§ PROBLEM REQUIREMENTS: Each entry must be restated exactly as it appears.

________________________

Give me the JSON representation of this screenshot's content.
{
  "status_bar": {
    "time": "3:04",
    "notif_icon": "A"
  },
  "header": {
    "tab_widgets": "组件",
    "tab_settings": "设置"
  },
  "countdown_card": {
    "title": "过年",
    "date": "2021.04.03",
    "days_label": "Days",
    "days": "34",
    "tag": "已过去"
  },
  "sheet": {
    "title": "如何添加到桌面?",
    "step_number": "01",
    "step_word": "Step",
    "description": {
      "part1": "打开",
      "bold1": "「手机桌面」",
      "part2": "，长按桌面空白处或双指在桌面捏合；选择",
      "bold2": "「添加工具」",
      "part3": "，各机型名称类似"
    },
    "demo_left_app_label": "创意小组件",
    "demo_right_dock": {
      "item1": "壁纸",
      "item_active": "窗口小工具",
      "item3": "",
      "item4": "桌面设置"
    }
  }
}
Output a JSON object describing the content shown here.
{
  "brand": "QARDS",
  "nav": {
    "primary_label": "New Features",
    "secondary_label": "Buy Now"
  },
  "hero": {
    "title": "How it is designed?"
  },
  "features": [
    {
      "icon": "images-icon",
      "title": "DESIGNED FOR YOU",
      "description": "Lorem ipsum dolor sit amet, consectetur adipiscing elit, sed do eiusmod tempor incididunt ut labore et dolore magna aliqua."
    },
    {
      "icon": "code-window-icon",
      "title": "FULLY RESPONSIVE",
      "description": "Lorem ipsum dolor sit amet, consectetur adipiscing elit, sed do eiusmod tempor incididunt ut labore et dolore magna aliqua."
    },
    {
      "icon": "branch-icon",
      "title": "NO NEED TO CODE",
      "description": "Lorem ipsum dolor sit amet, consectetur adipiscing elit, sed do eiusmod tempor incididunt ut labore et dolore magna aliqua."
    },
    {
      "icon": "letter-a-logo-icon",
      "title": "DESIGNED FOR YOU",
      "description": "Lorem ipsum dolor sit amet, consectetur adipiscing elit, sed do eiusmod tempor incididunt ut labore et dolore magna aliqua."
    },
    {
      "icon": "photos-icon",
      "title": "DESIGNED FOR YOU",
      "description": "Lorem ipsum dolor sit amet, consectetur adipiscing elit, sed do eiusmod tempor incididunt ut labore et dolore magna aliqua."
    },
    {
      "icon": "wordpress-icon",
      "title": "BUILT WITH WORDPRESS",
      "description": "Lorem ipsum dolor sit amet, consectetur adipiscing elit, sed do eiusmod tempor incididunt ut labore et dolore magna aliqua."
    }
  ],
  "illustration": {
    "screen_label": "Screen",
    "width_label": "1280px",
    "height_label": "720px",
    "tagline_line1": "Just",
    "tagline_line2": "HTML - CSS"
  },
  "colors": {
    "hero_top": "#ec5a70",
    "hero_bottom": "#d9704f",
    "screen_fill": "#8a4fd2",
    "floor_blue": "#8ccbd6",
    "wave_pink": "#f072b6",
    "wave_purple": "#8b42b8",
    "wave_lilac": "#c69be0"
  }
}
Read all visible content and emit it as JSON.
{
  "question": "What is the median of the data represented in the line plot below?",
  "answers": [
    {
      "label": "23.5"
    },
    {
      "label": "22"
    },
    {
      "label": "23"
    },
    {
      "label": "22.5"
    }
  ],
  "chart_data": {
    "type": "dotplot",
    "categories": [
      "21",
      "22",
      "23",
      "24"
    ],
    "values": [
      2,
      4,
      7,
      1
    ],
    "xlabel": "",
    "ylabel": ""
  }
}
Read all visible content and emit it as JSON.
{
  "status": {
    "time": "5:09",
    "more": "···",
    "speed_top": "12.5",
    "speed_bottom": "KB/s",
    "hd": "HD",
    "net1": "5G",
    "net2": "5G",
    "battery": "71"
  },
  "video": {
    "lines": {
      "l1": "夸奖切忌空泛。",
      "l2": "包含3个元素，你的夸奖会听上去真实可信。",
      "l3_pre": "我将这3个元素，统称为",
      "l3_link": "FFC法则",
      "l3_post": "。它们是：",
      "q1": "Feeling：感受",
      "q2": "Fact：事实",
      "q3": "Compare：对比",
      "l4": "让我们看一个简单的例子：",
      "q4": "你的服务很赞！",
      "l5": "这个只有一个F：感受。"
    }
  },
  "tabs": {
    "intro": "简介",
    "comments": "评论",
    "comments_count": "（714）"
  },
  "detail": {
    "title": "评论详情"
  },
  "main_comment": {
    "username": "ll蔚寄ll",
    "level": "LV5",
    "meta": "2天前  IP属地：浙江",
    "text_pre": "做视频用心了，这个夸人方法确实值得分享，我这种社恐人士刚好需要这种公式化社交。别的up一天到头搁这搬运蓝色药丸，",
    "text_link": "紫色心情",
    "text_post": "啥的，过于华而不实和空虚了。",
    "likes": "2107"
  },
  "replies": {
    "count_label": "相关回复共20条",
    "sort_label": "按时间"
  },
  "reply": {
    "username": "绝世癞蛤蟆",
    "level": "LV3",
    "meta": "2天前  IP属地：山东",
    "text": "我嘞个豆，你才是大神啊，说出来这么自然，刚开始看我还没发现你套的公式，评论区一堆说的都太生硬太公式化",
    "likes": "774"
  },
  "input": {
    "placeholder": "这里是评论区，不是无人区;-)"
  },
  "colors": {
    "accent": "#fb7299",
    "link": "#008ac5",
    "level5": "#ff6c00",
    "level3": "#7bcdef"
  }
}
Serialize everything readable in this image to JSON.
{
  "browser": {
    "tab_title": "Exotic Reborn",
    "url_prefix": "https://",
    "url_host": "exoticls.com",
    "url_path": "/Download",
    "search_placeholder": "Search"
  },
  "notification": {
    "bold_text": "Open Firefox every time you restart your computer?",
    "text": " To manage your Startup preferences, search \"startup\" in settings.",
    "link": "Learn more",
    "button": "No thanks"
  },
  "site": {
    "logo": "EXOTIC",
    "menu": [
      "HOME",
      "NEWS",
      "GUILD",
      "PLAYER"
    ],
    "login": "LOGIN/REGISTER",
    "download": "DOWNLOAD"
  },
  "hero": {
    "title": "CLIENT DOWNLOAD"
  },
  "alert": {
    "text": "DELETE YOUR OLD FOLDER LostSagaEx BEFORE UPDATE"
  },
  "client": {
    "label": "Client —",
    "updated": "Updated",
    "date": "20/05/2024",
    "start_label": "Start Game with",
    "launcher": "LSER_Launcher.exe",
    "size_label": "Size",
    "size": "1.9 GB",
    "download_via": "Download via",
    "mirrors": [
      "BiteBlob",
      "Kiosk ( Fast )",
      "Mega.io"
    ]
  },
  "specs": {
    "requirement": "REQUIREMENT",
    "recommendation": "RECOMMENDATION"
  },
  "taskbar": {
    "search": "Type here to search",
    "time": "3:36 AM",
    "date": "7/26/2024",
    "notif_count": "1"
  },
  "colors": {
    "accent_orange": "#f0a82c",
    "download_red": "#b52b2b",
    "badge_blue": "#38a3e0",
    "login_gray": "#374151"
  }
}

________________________

§ RESULT OF THE TASK:
Give me the JSON representation of this screenshot's content.
{
  "status_bar": {
    "time": "3:04",
    "notif_icon": "A"
  },
  "header": {
    "tab_widgets": "组件",
    "tab_settings": "设置"
  },
  "countdown_card": {
    "title": "过年",
    "date": "2021.04.03",
    "days_label": "Days",
    "days": "34",
    "tag": "已过去"
  },
  "sheet": {
    "title": "如何添加到桌面?",
    "step_number": "01",
    "step_word": "Step",
    "description": {
      "part1": "打开",
      "bold1": "「手机桌面」",
      "part2": "，长按桌面空白处或双指在桌面捏合；选择",
      "bold2": "「添加工具」",
      "part3": "，各机型名称类似"
    },
    "demo_left_app_label": "创意小组件",
    "demo_right_dock": {
      "item1": "壁纸",
      "item_active": "窗口小工具",
      "item3": "",
      "item4": "桌面设置"
    }
  }
}
Output a JSON object describing the content shown here.
{
  "brand": "QARDS",
  "nav": {
    "primary_label": "New Features",
    "secondary_label": "Buy Now"
  },
  "hero": {
    "title": "How it is designed?"
  },
  "features": [
    {
      "icon": "images-icon",
      "title": "DESIGNED FOR YOU",
      "description": "Lorem ipsum dolor sit amet, consectetur adipiscing elit, sed do eiusmod tempor incididunt ut labore et dolore magna aliqua."
    },
    {
      "icon": "code-window-icon",
      "title": "FULLY RESPONSIVE",
      "description": "Lorem ipsum dolor sit amet, consectetur adipiscing elit, sed do eiusmod tempor incididunt ut labore et dolore magna aliqua."
    },
    {
      "icon": "branch-icon",
      "title": "NO NEED TO CODE",
      "description": "Lorem ipsum dolor sit amet, consectetur adipiscing elit, sed do eiusmod tempor incididunt ut labore et dolore magna aliqua."
    },
    {
      "icon": "letter-a-logo-icon",
      "title": "DESIGNED FOR YOU",
      "description": "Lorem ipsum dolor sit amet, consectetur adipiscing elit, sed do eiusmod tempor incididunt ut labore et dolore magna aliqua."
    },
    {
      "icon": "photos-icon",
      "title": "DESIGNED FOR YOU",
      "description": "Lorem ipsum dolor sit amet, consectetur adipiscing elit, sed do eiusmod tempor incididunt ut labore et dolore magna aliqua."
    },
    {
      "icon": "wordpress-icon",
      "title": "BUILT WITH WORDPRESS",
      "description": "Lorem ipsum dolor sit amet, consectetur adipiscing elit, sed do eiusmod tempor incididunt ut labore et dolore magna aliqua."
    }
  ],
  "illustration": {
    "screen_label": "Screen",
    "width_label": "1280px",
    "height_label": "720px",
    "tagline_line1": "Just",
    "tagline_line2": "HTML - CSS"
  },
  "colors": {
    "hero_top": "#ec5a70",
    "hero_bottom": "#d9704f",
    "screen_fill": "#8a4fd2",
    "floor_blue": "#8ccbd6",
    "wave_pink": "#f072b6",
    "wave_purple": "#8b42b8",
    "wave_lilac": "#c69be0"
  }
}
Read all visible content and emit it as JSON.
{
  "question": "What is the median of the data represented in the line plot below?",
  "answers": [
    {
      "label": "23.5"
    },
    {
      "label": "22"
    },
    {
      "label": "23"
    },
    {
      "label": "22.5"
    }
  ],
  "chart_data": {
    "type": "dotplot",
    "categories": [
      "21",
      "22",
      "23",
      "24"
    ],
    "values": [
      2,
      4,
      7,
      1
    ],
    "xlabel": "",
    "ylabel": ""
  }
}
Read all visible content and emit it as JSON.
{
  "status": {
    "time": "5:09",
    "more": "···",
    "speed_top": "12.5",
    "speed_bottom": "KB/s",
    "hd": "HD",
    "net1": "5G",
    "net2": "5G",
    "battery": "71"
  },
  "video": {
    "lines": {
      "l1": "夸奖切忌空泛。",
      "l2": "包含3个元素，你的夸奖会听上去真实可信。",
      "l3_pre": "我将这3个元素，统称为",
      "l3_link": "FFC法则",
      "l3_post": "。它们是：",
      "q1": "Feeling：感受",
      "q2": "Fact：事实",
      "q3": "Compare：对比",
      "l4": "让我们看一个简单的例子：",
      "q4": "你的服务很赞！",
      "l5": "这个只有一个F：感受。"
    }
  },
  "tabs": {
    "intro": "简介",
    "comments": "评论",
    "comments_count": "（714）"
  },
  "detail": {
    "title": "评论详情"
  },
  "main_comment": {
    "username": "ll蔚寄ll",
    "level": "LV5",
    "meta": "2天前  IP属地：浙江",
    "text_pre": "做视频用心了，这个夸人方法确实值得分享，我这种社恐人士刚好需要这种公式化社交。别的up一天到头搁这搬运蓝色药丸，",
    "text_link": "紫色心情",
    "text_post": "啥的，过于华而不实和空虚了。",
    "likes": "2107"
  },
  "replies": {
    "count_label": "相关回复共20条",
    "sort_label": "按时间"
  },
  "reply": {
    "username": "绝世癞蛤蟆",
    "level": "LV3",
    "meta": "2天前  IP属地：山东",
    "text": "我嘞个豆，你才是大神啊，说出来这么自然，刚开始看我还没发现你套的公式，评论区一堆说的都太生硬太公式化",
    "likes": "774"
  },
  "input": {
    "placeholder": "这里是评论区，不是无人区;-)"
  },
  "colors": {
    "accent": "#fb7299",
    "link": "#008ac5",
    "level5": "#ff6c00",
    "level3": "#7bcdef"
  }
}
Serialize everything readable in this image to JSON.
{
  "browser": {
    "tab_title": "Exotic Reborn",
    "url_prefix": "https://",
    "url_host": "exoticls.com",
    "url_path": "/Download",
    "search_placeholder": "Search"
  },
  "notification": {
    "bold_text": "Open Firefox every time you restart your computer?",
    "text": " To manage your Startup preferences, search \"startup\" in settings.",
    "link": "Learn more",
    "button": "No thanks"
  },
  "site": {
    "logo": "EXOTIC",
    "menu": [
      "HOME",
      "NEWS",
      "GUILD",
      "PLAYER"
    ],
    "login": "LOGIN/REGISTER",
    "download": "DOWNLOAD"
  },
  "hero": {
    "title": "CLIENT DOWNLOAD"
  },
  "alert": {
    "text": "DELETE YOUR OLD FOLDER LostSagaEx BEFORE UPDATE"
  },
  "client": {
    "label": "Client —",
    "updated": "Updated",
    "date": "20/05/2024",
    "start_label": "Start Game with",
    "launcher": "LSER_Launcher.exe",
    "size_label": "Size",
    "size": "1.9 GB",
    "download_via": "Download via",
    "mirrors": [
      "BiteBlob",
      "Kiosk ( Fast )",
      "Mega.io"
    ]
  },
  "specs": {
    "requirement": "REQUIREMENT",
    "recommendation": "RECOMMENDATION"
  },
  "taskbar": {
    "search": "Type here to search",
    "time": "3:36 AM",
    "date": "7/26/2024",
    "notif_count": "1"
  },
  "colors": {
    "accent_orange": "#f0a82c",
    "download_red": "#b52b2b",
    "badge_blue": "#38a3e0",
    "login_gray": "#374151"
  }
}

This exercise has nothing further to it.